• **ACTIVITY**: The result should be every line in the material below containing the string "JSON".

• **INFORMATION SUPPLIED**:

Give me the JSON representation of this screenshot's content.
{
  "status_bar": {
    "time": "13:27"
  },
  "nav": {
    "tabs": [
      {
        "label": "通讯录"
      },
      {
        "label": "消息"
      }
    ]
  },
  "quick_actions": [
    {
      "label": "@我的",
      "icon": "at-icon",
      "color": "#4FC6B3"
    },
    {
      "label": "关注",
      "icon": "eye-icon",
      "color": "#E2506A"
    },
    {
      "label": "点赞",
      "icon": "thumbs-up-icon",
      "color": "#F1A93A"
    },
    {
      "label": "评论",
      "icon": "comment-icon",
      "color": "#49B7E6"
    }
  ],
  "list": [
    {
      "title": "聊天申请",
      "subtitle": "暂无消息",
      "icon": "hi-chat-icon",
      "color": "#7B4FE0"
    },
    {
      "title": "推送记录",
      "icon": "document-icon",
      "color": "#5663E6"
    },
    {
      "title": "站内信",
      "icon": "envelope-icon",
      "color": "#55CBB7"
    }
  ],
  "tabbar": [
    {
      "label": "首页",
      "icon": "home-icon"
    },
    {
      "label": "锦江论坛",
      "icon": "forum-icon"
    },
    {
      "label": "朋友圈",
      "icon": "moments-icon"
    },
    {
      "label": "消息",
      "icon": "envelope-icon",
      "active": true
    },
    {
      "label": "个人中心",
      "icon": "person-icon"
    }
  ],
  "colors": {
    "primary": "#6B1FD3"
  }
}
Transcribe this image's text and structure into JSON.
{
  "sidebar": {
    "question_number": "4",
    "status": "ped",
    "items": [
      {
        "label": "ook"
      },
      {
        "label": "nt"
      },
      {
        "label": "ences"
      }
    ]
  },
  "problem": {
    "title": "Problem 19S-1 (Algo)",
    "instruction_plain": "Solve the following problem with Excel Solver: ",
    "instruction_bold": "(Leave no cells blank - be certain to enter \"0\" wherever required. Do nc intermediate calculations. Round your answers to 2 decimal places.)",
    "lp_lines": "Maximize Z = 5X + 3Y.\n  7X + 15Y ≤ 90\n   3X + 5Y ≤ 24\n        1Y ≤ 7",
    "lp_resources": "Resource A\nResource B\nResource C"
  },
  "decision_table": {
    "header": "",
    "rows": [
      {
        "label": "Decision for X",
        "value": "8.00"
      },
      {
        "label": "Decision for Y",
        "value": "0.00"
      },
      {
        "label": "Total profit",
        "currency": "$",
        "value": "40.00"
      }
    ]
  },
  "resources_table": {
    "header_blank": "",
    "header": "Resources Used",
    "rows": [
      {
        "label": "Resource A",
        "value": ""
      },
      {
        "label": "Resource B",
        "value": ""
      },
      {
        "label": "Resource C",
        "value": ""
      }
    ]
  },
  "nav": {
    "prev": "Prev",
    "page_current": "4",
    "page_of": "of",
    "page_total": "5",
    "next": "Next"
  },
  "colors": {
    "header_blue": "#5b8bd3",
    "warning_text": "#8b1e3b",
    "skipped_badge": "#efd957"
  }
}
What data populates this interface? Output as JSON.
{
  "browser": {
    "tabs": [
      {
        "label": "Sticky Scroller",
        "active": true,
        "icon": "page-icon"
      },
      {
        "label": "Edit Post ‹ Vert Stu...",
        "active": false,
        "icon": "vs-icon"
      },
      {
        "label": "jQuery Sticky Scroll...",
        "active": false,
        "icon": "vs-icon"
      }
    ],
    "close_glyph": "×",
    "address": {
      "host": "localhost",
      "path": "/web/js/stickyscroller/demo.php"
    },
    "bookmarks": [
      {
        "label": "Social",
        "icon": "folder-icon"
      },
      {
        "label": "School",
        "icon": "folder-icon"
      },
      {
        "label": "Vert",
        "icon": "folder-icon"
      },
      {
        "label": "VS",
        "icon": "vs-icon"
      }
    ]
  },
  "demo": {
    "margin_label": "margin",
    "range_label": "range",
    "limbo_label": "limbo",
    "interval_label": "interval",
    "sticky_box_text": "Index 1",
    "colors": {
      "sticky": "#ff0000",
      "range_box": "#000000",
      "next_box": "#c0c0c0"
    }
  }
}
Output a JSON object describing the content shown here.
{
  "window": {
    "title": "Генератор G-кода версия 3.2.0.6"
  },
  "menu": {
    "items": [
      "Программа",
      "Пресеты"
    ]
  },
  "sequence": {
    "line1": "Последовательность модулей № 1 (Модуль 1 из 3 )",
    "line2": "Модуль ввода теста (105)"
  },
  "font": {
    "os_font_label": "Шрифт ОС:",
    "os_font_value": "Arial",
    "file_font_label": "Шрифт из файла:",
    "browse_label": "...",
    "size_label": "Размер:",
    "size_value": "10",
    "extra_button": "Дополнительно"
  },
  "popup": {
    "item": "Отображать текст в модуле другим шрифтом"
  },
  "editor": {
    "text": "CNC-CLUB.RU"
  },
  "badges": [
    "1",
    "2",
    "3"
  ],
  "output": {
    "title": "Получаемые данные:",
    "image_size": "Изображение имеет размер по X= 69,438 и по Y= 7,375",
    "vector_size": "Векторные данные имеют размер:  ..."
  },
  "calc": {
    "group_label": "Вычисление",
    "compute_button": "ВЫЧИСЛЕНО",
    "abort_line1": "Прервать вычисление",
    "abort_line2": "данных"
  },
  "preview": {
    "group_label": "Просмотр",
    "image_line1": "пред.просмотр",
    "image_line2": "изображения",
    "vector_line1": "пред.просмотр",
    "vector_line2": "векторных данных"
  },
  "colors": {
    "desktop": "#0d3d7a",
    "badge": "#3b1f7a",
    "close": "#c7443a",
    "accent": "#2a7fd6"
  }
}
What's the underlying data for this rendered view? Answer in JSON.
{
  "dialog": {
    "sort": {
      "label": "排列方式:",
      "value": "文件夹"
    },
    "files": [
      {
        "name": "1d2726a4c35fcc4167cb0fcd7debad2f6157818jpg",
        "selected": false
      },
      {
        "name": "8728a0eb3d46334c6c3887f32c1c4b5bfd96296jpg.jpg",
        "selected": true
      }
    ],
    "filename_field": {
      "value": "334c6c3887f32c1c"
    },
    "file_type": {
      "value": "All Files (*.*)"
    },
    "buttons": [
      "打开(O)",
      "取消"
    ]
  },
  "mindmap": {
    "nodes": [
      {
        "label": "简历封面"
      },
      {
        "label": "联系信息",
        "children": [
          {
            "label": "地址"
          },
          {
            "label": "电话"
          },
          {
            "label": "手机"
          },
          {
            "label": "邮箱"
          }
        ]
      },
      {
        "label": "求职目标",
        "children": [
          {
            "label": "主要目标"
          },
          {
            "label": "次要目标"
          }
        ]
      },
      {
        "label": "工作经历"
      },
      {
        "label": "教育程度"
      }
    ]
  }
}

• **RESULT OF THIS EXERCISE**:
Give me the JSON representation of this screenshot's content.
Transcribe this image's text and structure into JSON.
What data populates this interface? Output as JSON.
Output a JSON object describing the content shown here.
What's the underlying data for this rendered view? Answer in JSON.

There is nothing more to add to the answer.